Proud to call himself a “student with an open mind” and assertive to defy that he was working for particular and personal ideals, Waris Mir had amalgamated historical orientation, international references and national situations in order to talk about issues pertaining to various sectors. These included the political chaos in Pakistan, the repeated military intervention by power hungry generals, uneasy relationship between the country’s political and military leadership, ludicrous referendums of wanna-be presidents-cum-army chief’, formation of the so-called security councils, rigged polls, sham democracy, suspension of the constitution and the like. Probably, the tragedy of the situation is not that the writings of Mir stopped to flow. If today he lived physically, he would be satisfied with the fact that at least he did not play with facts to misguide the new generation.
“I firmly believe that unless the system; in which intellectual contemplation is stifled and expression is enslaved; is not changed, any problem related to the betterment of the humanity cannot be solved … A true writer can never become an agent or cog for anyone else. A writer is concerned with humanity at large and with a brighter and better future of his/her society. He is the torch-bearer of high human values, aestheticism, peace, moderation and patriotism. For the sake of bringing a revolution, he does not believe in using Kalashnikovs and missiles – he instead relies on his pen to achieve these objectives.” He was aware of the fact that he was addressing those problems and issues that were and still are the concern of the common man, be it democracy, justice, religion, the polity, freedom of speech and expression, gender discrimination, the army intervention into politics, debates related to the constitution issue, national and bilateral problems, international disputes and so much more that still persists.
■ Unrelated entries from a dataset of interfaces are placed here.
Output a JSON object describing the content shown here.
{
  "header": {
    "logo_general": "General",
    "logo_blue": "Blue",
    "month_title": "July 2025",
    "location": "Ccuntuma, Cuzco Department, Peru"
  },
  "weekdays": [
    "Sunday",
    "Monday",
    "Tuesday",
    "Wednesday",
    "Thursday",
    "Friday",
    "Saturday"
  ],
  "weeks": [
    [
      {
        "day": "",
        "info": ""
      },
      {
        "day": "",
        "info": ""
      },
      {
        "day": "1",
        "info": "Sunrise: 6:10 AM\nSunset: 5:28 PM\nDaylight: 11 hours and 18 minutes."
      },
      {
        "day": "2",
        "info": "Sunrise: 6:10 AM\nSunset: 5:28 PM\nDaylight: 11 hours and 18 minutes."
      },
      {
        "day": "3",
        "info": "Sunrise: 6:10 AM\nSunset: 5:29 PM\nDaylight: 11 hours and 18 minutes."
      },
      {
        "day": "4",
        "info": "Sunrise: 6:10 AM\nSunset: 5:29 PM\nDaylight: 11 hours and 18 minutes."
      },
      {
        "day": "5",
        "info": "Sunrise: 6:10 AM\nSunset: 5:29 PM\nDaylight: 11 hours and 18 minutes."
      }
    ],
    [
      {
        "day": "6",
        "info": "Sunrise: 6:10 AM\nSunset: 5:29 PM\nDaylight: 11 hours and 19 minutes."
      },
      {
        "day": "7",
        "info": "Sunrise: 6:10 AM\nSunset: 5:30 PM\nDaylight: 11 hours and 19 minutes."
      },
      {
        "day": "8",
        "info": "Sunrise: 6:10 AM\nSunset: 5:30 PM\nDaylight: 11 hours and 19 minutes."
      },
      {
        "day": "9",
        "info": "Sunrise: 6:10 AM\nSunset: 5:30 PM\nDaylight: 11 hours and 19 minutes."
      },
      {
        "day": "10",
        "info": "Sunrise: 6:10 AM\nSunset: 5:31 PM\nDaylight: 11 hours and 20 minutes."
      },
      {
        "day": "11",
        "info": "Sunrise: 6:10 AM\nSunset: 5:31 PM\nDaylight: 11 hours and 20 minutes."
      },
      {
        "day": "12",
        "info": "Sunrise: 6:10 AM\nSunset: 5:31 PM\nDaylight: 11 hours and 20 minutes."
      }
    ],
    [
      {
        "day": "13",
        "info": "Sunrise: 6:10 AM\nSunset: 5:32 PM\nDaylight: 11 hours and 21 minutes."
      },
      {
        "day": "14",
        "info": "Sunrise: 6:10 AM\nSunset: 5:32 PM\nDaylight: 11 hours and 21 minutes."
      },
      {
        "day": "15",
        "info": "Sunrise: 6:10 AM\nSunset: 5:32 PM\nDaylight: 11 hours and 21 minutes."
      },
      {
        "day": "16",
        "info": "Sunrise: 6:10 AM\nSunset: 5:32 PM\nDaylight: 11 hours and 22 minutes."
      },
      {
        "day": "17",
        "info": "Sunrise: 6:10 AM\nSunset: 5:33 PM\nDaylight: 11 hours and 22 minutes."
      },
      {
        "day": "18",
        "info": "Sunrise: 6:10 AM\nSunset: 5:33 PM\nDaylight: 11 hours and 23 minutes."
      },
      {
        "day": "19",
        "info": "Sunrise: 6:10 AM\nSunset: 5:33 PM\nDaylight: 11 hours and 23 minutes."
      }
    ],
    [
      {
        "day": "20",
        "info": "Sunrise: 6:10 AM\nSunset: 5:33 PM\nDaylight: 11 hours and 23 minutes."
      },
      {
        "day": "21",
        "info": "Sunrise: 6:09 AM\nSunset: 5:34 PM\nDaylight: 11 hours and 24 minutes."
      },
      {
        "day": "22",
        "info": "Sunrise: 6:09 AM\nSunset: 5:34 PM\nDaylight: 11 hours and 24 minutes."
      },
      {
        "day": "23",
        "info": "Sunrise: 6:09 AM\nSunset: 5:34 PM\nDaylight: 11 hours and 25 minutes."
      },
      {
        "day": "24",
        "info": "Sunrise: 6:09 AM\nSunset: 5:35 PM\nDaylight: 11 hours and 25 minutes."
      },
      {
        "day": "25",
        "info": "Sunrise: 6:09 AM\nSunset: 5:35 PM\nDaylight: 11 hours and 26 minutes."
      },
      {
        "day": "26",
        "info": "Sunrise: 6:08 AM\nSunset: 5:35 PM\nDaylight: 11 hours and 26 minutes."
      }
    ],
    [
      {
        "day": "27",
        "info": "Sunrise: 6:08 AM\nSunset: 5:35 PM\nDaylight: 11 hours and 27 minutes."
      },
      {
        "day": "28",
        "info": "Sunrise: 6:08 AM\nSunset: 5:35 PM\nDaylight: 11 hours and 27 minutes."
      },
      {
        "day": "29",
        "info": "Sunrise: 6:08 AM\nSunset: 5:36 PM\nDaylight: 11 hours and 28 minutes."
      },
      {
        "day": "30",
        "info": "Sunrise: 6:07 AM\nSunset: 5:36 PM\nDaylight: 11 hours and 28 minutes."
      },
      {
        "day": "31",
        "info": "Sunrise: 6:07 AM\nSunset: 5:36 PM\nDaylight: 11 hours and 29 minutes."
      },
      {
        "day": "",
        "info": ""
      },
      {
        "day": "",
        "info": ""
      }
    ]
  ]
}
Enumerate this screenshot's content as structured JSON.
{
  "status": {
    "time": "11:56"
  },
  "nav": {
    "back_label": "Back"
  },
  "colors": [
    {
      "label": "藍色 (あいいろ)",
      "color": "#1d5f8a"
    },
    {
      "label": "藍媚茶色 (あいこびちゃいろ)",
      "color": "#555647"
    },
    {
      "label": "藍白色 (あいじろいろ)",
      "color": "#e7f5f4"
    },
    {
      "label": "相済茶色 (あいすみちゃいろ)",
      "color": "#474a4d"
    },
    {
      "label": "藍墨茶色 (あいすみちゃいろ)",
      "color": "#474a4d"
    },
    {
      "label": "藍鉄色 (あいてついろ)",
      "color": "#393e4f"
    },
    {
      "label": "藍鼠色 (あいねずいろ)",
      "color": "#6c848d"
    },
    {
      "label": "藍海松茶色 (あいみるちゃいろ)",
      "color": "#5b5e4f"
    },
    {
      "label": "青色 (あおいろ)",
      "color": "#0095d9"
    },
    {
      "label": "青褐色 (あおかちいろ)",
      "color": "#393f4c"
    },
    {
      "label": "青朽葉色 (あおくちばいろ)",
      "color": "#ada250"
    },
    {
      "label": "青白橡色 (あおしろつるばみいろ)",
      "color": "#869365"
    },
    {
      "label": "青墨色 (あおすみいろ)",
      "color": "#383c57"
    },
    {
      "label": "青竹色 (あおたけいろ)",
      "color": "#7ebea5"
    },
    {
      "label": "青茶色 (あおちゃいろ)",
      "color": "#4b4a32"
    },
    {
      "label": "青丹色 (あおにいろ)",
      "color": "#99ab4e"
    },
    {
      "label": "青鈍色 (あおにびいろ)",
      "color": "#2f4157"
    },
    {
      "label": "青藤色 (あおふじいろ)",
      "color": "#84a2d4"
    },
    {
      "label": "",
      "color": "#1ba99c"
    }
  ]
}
It is this perennial aspect of his writings that keep him still alive and his voice booming like it did when he spoke his mind courageously in public gatherings and in the lecture rooms.
The dilemma that Mir faced in his journalistic life was the undue, un-academic and unscholarly reaction from the pseudo-intellectuals of our society who could not get themselves out of the cliché terms: Capitalism, Communism, Leftists and Rightists. For these ‘critics’, it was indigestible to think that a man of courage and philosophical ponderings could also come up with original ideas that were neither fed to him by a certain political party nor were the result of a craving for self-recognition.
Waris Mir spoke what the people of Pakistan needed to listen to at that time. He thought what a real thinker does contemplate about with loyal regard to his faith, country and people. He related that specific knowledge to the masses which was hidden from them because of the cowardice of internally feeble men of power. He wrote what a sincere patriot should write about the declining system in a country like ours; that is still facing political instability, self-created religious tribulations, civil-military tussle for power and a severe lack of brainy propositions. One might twist one’s heart with pain upon the thought of the very persistent problems that Waris Mir addressed in his writings. He is no more but those who have been following his writings may wonder what happened to the causes he championed. The issues he wrote about still persist but unfortunately we have few, if any, people to raise them as vigorously as Waris Mir. Professor Waris Mir’s death anniversary falls on July 9.